The city’s plan for commemorating the 50th anniversary of John F. Kennedy’s assassination calls for the right ingredients: simplicity, dignity and focus on the slain president’s memory.
And it places the program of Nov. 22, 2013, in the spot where, Dallas has seen from experience, people will want to be.
Dealey Plaza, consecrated in national tragedy, evokes emotion like no other place. On next year’s observance of that tragedy, the intensity of that emotion will be like no other time, and it will exert a strong pull on those who want to join in honoring Kennedy’s legacy.
Holding next year’s public memorial in Dealey Plaza is a good call, even though it brings with it logistical challenges. The plan to limit access to the area will ensure dignity for the presentation, which is envisioned as lasting no more than 45 minutes. Organizers also want to make sure it doesn’t become a VIP-only event.
After the memorial, conisisting of a few speakers and music, access to Dealey Plaza will be unrestricted, which is the way it should be.

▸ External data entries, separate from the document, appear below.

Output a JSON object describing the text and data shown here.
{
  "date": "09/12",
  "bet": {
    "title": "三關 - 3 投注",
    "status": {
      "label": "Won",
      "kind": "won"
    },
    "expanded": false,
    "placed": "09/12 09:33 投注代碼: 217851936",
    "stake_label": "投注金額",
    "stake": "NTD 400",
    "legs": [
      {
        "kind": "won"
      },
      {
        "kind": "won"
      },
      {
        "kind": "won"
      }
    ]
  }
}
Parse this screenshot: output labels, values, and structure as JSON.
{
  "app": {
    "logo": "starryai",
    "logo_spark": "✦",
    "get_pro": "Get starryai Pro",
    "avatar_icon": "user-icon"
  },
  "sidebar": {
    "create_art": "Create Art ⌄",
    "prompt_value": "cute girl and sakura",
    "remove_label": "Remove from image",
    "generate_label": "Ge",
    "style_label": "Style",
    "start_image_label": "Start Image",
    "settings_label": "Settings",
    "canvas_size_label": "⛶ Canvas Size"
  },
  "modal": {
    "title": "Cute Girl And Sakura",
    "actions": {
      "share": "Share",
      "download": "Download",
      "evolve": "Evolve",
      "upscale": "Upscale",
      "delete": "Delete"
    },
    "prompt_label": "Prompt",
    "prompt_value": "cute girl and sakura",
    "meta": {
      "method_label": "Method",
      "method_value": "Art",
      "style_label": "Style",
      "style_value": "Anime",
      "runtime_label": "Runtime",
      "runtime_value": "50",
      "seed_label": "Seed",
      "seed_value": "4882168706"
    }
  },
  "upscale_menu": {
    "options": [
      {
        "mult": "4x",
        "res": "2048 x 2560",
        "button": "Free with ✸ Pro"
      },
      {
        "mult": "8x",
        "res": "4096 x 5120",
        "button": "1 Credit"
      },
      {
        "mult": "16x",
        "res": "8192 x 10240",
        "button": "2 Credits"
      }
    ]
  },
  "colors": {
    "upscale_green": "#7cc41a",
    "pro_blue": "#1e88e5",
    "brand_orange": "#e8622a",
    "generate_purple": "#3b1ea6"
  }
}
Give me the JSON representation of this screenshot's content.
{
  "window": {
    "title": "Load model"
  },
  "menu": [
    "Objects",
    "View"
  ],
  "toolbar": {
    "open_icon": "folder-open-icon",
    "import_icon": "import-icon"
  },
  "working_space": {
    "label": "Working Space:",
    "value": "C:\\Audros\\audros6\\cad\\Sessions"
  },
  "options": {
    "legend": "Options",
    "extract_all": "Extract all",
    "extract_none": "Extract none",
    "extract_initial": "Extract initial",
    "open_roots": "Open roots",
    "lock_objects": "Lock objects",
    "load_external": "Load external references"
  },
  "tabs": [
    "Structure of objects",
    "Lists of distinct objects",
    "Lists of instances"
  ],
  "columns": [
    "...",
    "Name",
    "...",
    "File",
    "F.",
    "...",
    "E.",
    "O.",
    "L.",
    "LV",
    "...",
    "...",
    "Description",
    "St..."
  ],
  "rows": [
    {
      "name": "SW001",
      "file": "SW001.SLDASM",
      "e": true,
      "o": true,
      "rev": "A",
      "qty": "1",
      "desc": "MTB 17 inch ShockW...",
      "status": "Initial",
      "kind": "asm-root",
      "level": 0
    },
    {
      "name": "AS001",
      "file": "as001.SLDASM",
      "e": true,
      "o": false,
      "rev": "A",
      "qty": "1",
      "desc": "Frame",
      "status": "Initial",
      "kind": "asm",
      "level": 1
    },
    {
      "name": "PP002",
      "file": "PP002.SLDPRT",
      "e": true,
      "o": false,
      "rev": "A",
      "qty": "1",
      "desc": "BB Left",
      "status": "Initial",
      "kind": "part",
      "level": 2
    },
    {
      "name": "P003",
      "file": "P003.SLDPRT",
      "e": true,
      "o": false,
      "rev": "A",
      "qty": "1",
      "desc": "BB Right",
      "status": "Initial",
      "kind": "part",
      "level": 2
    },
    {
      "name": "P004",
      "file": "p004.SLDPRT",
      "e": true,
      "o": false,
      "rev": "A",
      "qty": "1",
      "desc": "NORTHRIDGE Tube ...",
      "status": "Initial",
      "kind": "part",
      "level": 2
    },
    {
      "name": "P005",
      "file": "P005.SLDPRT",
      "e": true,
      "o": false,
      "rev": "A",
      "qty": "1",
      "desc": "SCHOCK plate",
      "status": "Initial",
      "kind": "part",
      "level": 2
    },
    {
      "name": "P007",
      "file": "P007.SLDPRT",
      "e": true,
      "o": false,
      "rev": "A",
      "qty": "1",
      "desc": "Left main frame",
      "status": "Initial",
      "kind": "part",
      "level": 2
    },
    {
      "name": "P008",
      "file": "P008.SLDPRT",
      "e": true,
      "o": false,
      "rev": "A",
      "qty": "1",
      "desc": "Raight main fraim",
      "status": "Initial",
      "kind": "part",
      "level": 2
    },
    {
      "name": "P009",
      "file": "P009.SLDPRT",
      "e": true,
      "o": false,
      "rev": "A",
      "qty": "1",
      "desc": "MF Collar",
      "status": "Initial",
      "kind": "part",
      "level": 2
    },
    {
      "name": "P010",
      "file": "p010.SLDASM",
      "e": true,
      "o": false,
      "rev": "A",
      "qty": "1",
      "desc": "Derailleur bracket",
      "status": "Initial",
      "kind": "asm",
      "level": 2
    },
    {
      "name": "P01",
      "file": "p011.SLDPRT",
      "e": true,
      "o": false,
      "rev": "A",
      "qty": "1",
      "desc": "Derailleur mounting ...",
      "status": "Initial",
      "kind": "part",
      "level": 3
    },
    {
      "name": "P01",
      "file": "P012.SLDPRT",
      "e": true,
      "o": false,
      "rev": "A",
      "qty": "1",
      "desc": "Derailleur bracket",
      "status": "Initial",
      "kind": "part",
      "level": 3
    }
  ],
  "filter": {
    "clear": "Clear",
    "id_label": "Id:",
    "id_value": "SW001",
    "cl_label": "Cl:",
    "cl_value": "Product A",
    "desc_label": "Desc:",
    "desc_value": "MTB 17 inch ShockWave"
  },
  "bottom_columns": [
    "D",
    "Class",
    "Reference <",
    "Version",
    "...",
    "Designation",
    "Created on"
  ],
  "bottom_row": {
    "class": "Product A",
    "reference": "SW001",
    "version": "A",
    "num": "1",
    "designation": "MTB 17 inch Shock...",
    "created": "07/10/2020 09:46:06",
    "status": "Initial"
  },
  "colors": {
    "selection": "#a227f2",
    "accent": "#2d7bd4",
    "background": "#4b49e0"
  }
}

It’s clear there are a lot of details to work out, but this plan is on the right track.
The fundamental starting point is sound: The commemoration will be focused on Kennedy, whose memory still electrifies the imagination. The fact that he was slain in the heart of Dallas has caused this city decades of sorrow and shame.
Although the nation’s eyes will be trained on Dealey Plaza again next Nov. 22, it is not a time for Dallas to seek its own catharsis. Instead, it will be a time, as Mayor Mike Rawlings told this newspaper, for a serious, respectful ceremony that honors Kennedy’s life and leadership.
Rawlings also made a good choice in asking civic leader and philanthropist Ruth Sharp Altshuler to chair the commemoration’s steering committee. With a heart for the city’s needs, through decades of service leading boards and fund drives, Altshuler also has a personal connection with the events of November 1963. She was among those gathered for the Trade Mart luncheon to welcome the president — a banquet room that reacted in horror as the awful news spread. She was also a member of the grand jury that indicted Jack Ruby three days later for the murder of presidential assassin Lee Harvey Oswald.
The broad-based committee draws on many other key leaders, including vice chair Linda Pitts Custard, a longtime charity leader; U.S. Trade Ambassador and former Mayor Ron Kirk; and attorney Ken Menges, chairman of the Sixth Floor Museum board.
There is no subject of greater sensitivity that Dallas deals with on an ongoing basis. It’s also one that stirs strong individual emotions. The job of finding the right tone in commemorating that day and the nation’s loss is a tough one, but the broad outlines are in place.
Published: 20 November 2012 12:05 AM